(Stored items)
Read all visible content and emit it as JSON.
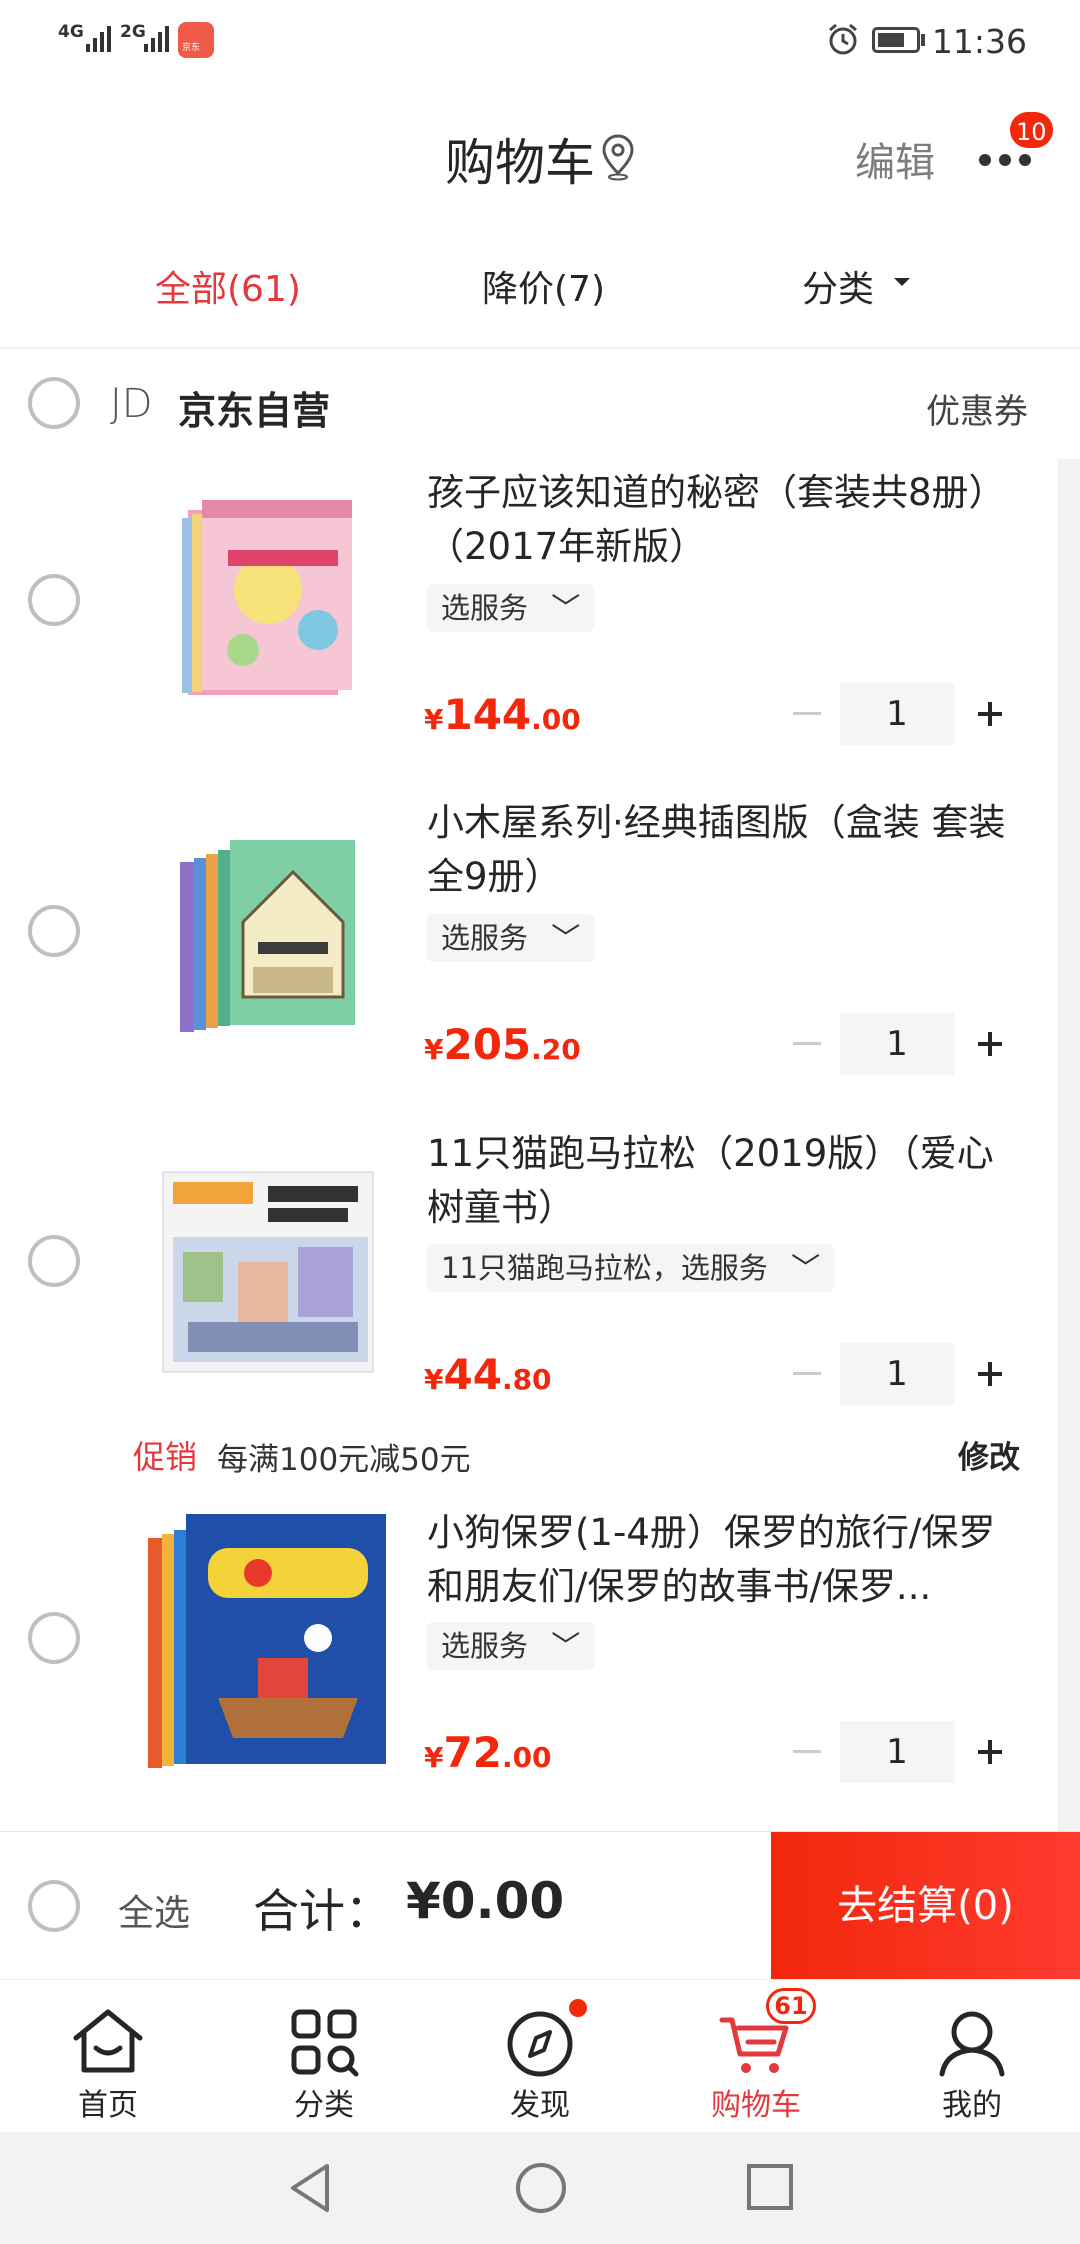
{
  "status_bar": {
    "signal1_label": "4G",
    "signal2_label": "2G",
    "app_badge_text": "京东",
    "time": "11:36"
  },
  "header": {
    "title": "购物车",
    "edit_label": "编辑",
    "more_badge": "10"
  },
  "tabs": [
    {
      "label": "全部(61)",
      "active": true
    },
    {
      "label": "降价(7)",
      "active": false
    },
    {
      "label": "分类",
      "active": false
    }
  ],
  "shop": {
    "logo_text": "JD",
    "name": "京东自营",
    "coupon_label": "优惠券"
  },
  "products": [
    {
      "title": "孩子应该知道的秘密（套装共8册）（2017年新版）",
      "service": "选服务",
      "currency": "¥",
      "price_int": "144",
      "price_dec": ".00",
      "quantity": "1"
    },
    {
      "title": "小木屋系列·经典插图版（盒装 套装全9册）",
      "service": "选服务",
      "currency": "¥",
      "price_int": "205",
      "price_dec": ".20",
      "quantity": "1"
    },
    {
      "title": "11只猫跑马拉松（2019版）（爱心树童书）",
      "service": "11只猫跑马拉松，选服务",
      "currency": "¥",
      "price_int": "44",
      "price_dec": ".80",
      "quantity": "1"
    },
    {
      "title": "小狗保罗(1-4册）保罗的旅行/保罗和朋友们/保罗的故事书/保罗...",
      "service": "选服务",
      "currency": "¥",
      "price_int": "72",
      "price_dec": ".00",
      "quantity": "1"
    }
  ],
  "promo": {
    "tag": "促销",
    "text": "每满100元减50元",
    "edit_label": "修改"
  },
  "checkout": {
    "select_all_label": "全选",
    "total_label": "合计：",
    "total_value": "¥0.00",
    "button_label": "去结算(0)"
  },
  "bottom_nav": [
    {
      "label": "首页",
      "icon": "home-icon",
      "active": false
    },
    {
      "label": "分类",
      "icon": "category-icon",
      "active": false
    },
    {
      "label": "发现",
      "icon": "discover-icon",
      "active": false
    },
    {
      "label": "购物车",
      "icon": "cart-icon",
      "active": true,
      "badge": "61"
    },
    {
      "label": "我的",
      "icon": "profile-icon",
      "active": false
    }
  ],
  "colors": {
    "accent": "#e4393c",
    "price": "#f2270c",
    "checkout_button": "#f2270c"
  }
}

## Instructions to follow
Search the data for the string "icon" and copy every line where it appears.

## Solution
      "icon": "home-icon",
      "icon": "category-icon",
      "icon": "discover-icon",
      "icon": "cart-icon",
      "icon": "profile-icon",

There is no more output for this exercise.